Bob is most well known in the medical world for the part he played in developing the Hickman catheter, used widely with cancer patients to deliver intravenous nutrition and chemotherapy as well as for blood draws. It was a godsend to the patients and the nurses caring for them. His efforts were recognized by UW Medicine in 2011 when he received its Legacy Inventor Award. But, he will be most remembered by his colleagues for being kind and compassionate, and by his patients for his singular devotion to them, especially the children. For his contributions to medicine and his dedication to both his colleagues and patients, he was selected to receive the University of Maryland Medical Alumni Association’s Honor Award and Gold Key in 2007, awarded for outstanding medical accomplishment and distinguished service to mankind.

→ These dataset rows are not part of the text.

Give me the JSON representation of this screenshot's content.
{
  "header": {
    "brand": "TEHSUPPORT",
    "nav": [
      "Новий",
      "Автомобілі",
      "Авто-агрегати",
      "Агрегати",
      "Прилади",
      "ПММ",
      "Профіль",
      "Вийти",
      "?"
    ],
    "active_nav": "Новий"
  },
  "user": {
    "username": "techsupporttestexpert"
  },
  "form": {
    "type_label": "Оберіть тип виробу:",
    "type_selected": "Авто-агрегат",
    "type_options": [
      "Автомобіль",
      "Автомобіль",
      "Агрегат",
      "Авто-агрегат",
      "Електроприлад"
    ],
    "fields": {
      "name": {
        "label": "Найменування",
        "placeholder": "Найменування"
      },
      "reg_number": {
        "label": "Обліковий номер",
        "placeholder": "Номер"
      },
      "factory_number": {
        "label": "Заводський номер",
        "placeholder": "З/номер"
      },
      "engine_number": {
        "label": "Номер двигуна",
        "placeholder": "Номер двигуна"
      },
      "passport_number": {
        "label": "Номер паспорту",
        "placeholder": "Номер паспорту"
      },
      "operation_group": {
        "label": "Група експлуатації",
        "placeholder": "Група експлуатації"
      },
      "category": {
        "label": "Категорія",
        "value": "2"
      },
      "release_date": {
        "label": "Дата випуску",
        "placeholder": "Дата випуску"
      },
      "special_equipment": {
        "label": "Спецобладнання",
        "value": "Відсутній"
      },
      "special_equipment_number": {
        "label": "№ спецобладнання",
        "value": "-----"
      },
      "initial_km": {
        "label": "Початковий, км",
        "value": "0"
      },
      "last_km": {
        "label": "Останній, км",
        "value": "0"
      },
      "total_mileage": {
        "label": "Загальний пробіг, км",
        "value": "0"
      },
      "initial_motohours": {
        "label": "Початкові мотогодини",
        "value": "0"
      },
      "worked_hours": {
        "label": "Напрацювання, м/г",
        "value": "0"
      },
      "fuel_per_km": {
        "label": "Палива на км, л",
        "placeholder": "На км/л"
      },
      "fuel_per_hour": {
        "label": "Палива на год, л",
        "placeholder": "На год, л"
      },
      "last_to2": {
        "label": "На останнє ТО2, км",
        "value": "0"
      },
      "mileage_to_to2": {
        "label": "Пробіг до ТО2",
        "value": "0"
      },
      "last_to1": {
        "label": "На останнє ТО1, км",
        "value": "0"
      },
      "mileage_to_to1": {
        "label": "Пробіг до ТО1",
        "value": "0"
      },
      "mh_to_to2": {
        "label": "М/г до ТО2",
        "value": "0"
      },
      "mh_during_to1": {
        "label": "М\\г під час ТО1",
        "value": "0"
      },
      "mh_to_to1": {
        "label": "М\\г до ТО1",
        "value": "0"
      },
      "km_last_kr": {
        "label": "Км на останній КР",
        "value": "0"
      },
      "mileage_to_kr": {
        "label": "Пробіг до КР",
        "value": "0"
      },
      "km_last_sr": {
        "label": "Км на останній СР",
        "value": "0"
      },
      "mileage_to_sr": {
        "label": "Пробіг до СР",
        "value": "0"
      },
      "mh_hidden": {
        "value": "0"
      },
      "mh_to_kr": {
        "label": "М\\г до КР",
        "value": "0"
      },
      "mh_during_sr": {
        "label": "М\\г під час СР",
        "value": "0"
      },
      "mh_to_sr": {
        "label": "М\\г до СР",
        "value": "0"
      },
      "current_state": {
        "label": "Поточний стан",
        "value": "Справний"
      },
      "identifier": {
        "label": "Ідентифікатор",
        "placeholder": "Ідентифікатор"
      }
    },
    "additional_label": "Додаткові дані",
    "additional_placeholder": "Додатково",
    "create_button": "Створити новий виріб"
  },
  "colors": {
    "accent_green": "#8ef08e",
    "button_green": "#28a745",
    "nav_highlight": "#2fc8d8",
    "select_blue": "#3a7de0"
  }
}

Along with his professional pursuits, Bob will be remembered for his faithful service as a member of The Church of Jesus Christ of Latter-day Saints. During his tenure as Bishop, Stake President, Patriarch, Temple Sealer, and Mission President in both Haiti and North Carolina, he led by example, more than words, and did all he could to support and encourage those within his influence in their spiritual journey.

When he wasn’t working, or serving in church, Bob loved to ski. He instilled that love in his children at an early age and used his passion for the sport as a way to bring his children and grandchildren together for fun and memorable family gatherings year after year. He doted on his grandchildren and took great pride in their accomplishments.